"A contract for the use of an idea is not valid unless the idea as submitted was novel, original and concrete. * * * When I use the word `novel' in these instructions to refer to an idea, I mean that the idea did not previously exist."
The two interrogatories at issue were:
"(1) Were the contents of plaintiff's letter of February 18, 1959, novel?
(2) Did the defendant WGN use the contents of plaintiff's letter of February 18, 1959 in connection with `Let's Go To The Races?'"
The jury answered both interrogatories in the negative.
• 4 Plaintiff made no objections to these items at the conference on instructions. By not doing so he deprived the trial judge of the opportunity to correct what plaintiff perceived as error. Case law is clear that by not making such objections at the conference on instructions plaintiff waived any objections as to instructions (Lewis v. Hull House Association (1975), 25 Ill. App.3d 617, 323 N.E.2d 600), and special interrogatories. Havlovic v. Scilingo (1972), 7 Ill. App.3d 918, 289 N.E.2d 79.
• 5 We also note that the instruction requiring novelty represents the traditional view on the elements of an action for breach of an implied contract for use of an idea protected by common law copyright. (Marcus Advertising, Inc. v. M.M. Fisher Associates, Inc. (7th Cir. 1971), 444 F.2d 1061; Boop v. Ford Motor Co. (7th Cir. 1960), 278 F.2d 197; Downey v. General Foods Corp. (1972), 31 N.Y.2d 56, 286 N.E.2d 257, 334 N.Y.S.2d 874; see generally the discussion and cases cited in 2 Nimmer on Copyright § 173.2 (1976).) Although this requirement has been rejected in at least one jurisdiction (Blaustein v. Burton (1970), 9 Cal.App.3d 161, 88 Cal.Rptr. 319; see 2 Nimmer § 173.2), it nonetheless remains the traditional view. Further, our determination that the issue in this cause has been waived precludes further evaluation of this approach.

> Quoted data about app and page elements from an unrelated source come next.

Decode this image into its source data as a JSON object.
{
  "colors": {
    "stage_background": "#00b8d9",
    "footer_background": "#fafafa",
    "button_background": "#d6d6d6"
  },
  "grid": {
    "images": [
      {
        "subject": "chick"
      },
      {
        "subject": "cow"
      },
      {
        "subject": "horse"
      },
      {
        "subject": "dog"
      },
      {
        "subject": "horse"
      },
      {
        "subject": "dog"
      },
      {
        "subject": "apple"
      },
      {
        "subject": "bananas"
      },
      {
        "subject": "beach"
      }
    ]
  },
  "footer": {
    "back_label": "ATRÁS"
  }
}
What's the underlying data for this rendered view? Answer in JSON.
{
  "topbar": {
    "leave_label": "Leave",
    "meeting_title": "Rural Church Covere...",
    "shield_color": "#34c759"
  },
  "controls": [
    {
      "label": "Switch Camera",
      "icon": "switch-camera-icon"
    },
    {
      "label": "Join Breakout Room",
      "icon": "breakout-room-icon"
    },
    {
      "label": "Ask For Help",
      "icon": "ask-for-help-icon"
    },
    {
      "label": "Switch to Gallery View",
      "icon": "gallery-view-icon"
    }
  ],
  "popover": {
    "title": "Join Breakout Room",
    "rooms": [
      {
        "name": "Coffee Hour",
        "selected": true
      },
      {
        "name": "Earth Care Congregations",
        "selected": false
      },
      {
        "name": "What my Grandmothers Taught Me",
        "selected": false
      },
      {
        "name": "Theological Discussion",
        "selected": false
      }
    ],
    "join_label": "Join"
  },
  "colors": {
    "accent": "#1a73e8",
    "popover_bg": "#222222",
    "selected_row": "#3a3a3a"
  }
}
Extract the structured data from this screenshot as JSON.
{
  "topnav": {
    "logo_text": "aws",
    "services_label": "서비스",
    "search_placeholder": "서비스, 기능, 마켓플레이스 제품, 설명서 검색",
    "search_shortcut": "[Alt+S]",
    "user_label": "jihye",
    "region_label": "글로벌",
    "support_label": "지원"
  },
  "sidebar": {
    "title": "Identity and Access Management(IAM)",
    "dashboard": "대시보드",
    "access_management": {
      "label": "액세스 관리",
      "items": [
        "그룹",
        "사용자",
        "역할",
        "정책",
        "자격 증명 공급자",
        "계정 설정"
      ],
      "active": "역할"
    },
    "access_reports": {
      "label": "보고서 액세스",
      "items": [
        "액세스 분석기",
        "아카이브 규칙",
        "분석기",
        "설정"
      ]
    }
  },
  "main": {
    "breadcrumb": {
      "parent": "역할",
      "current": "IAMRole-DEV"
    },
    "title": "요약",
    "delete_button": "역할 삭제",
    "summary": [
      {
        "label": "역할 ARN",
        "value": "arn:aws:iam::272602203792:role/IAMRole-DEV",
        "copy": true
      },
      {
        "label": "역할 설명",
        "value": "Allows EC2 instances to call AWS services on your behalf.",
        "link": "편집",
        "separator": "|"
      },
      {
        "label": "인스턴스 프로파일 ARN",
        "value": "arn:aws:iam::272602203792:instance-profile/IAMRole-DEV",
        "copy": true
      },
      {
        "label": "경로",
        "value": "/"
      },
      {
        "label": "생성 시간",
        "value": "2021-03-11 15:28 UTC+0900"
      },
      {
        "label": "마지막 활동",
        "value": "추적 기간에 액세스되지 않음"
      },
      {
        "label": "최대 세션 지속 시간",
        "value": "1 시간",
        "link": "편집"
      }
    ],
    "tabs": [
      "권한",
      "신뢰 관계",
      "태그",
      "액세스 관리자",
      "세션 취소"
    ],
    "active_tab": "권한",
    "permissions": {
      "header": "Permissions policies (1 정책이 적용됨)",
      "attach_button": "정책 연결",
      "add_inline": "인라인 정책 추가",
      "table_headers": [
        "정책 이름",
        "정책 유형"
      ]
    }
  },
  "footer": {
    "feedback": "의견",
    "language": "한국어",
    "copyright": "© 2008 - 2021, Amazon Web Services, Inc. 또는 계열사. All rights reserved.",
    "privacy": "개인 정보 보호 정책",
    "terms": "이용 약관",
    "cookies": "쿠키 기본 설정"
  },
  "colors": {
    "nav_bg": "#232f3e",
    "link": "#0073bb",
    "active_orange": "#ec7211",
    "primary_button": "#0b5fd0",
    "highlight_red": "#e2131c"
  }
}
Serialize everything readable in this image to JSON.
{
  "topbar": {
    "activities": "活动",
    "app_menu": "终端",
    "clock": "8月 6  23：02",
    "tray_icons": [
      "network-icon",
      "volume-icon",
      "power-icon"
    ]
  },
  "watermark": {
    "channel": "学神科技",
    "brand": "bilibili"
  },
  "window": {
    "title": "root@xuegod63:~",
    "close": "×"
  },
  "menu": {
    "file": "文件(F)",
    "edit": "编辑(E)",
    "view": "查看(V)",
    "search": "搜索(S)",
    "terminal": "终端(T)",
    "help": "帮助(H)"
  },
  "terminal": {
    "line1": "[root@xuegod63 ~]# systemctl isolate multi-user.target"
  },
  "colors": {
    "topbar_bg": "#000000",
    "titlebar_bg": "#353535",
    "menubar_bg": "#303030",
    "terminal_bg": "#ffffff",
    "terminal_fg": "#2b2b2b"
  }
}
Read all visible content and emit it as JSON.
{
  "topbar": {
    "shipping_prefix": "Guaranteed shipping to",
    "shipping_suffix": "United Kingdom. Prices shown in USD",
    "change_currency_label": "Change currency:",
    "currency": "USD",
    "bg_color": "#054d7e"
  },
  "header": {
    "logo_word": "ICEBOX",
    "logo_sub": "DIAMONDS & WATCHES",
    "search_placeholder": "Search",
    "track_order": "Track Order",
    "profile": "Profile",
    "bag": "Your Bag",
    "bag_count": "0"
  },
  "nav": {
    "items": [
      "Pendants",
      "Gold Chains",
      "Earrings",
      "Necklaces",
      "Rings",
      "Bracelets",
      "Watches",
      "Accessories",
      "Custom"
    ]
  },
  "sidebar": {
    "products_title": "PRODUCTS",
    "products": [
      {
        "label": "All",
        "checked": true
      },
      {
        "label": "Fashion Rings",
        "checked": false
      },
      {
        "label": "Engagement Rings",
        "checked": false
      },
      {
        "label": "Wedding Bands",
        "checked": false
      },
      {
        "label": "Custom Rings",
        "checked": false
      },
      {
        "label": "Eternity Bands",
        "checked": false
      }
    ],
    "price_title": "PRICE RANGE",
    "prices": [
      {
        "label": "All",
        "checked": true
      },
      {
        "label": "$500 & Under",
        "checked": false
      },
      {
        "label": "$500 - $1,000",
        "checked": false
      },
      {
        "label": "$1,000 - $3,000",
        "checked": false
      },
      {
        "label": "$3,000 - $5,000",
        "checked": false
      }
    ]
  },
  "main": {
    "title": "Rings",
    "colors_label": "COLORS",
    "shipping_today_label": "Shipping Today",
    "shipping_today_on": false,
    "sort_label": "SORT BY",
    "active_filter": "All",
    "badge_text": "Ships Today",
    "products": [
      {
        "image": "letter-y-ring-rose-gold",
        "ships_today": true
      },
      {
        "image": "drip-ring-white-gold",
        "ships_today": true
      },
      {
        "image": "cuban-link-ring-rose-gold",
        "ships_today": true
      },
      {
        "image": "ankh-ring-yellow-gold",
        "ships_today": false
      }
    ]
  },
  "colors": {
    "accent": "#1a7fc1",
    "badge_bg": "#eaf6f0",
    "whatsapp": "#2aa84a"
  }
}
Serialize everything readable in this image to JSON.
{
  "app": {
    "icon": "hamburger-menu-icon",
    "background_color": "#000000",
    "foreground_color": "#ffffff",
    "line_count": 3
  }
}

• 6, 7 In objecting to the special interrogatories quoted earlier plaintiff correctly states the law that such interrogatories must relate to ultimate facts whose determination could be inconsistent with a general verdict in the case. (Le Flore v. Chicago Transit Authority (1973), 12 Ill. App.3d 71, 297 N.E.2d 758.) Clearly the interrogatories at issue meet that test. As we have noted a determination of lack of novelty in the idea would preclude a finding for plaintiff on his contractual claim. A finding that defendant W.G.N. did not use the contents of plaintiff's letter would preclude recovery on either of plaintiff's theories: it would negate the copying element of the infringement of common law copyright claim and it would establish that there was no breach of an implied contract to pay for use of the idea. Therefore, even though plaintiff has been deemed to have waived this issue, we note as an independent basis for affirmance that the special interrogatories were properly directed towards ultimate facts in the case. Nor do we find merit in plaintiff's claim that the interrogatory on novelty, which related back to the instruction concerning plaintiff's contractual claim, could have confused the jury into thinking that this was a requirement for his infringement of copyright claim as well. The instruction which dealt with novelty clearly referred only to a contract for the use of an idea. The instructions pertaining to plaintiff's common law copyright claim did not mention novelty. Furthermore, plaintiff has not established any prejudice resulting from this interrogatory. The jury's response to the interrogatory on use of plaintiff's idea precluded any recovery by plaintiff regardless of any determination concerning novelty of that idea. Without such a showing of prejudice plaintiff cannot base his claim for relief on that alleged error. Cole v. Brundage (1976), 36 Ill. App.3d 782, 344 N.E.2d 583.
For the foregoing reasons, the judgment of the circuit court is affirmed.
JOHNSON and LINN, JJ., concur.